- [Input material]:

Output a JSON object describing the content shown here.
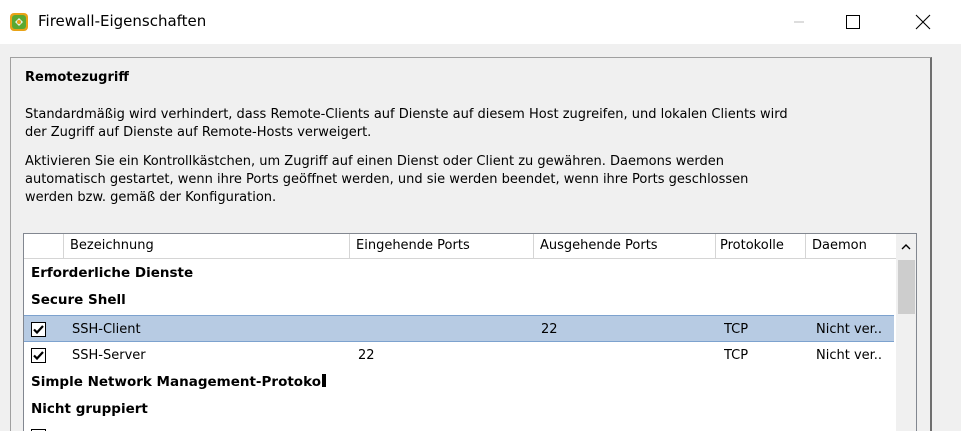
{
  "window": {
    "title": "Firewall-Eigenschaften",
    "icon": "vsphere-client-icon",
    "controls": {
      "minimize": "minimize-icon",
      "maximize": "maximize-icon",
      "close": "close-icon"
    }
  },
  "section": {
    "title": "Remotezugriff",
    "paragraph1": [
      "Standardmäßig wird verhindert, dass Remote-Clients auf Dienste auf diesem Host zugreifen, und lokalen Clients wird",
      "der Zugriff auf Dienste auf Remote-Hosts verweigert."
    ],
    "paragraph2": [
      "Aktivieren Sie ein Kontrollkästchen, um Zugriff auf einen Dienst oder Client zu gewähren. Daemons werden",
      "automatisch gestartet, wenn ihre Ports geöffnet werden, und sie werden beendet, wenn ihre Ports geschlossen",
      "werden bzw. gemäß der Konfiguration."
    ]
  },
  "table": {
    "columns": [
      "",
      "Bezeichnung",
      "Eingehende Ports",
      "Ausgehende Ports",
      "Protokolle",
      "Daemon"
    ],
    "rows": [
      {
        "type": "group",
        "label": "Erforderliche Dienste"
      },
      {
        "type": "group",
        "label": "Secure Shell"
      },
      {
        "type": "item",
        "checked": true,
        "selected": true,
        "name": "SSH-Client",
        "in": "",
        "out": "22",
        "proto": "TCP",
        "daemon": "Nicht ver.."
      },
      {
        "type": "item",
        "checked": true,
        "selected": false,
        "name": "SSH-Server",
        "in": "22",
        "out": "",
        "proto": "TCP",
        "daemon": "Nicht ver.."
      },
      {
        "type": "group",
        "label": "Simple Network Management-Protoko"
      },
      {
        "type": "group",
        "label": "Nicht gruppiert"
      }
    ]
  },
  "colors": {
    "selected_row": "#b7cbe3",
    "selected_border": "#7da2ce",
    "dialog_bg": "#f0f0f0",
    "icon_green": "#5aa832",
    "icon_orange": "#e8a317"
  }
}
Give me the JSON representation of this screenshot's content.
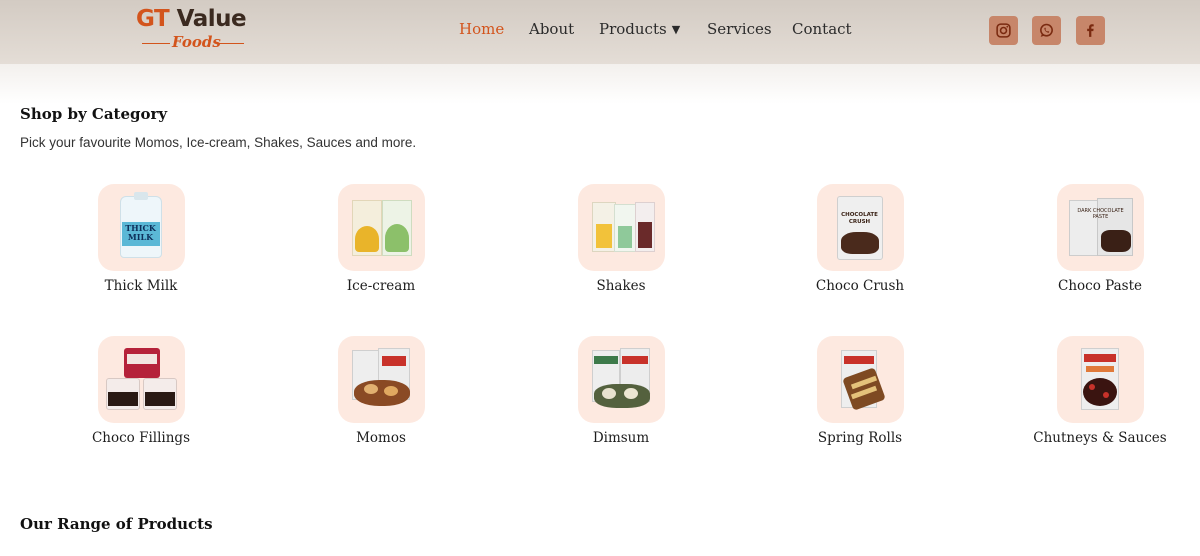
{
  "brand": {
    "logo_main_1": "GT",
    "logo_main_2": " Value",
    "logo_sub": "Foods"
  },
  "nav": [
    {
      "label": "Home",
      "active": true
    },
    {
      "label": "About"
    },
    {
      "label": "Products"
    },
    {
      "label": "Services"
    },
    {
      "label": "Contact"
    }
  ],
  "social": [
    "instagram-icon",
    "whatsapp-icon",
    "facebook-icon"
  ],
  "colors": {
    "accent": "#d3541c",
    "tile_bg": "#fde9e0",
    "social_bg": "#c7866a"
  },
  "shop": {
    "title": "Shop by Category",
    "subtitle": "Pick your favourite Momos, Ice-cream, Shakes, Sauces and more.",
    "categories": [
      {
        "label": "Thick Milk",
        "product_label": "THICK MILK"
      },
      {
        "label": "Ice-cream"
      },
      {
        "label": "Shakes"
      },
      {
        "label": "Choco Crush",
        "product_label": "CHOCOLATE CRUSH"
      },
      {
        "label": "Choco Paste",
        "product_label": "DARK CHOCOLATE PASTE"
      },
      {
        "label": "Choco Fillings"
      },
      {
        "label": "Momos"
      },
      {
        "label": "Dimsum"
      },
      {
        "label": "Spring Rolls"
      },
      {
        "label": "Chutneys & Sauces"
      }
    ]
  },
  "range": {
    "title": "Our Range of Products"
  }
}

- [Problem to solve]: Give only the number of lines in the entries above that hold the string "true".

- [Response area]: 4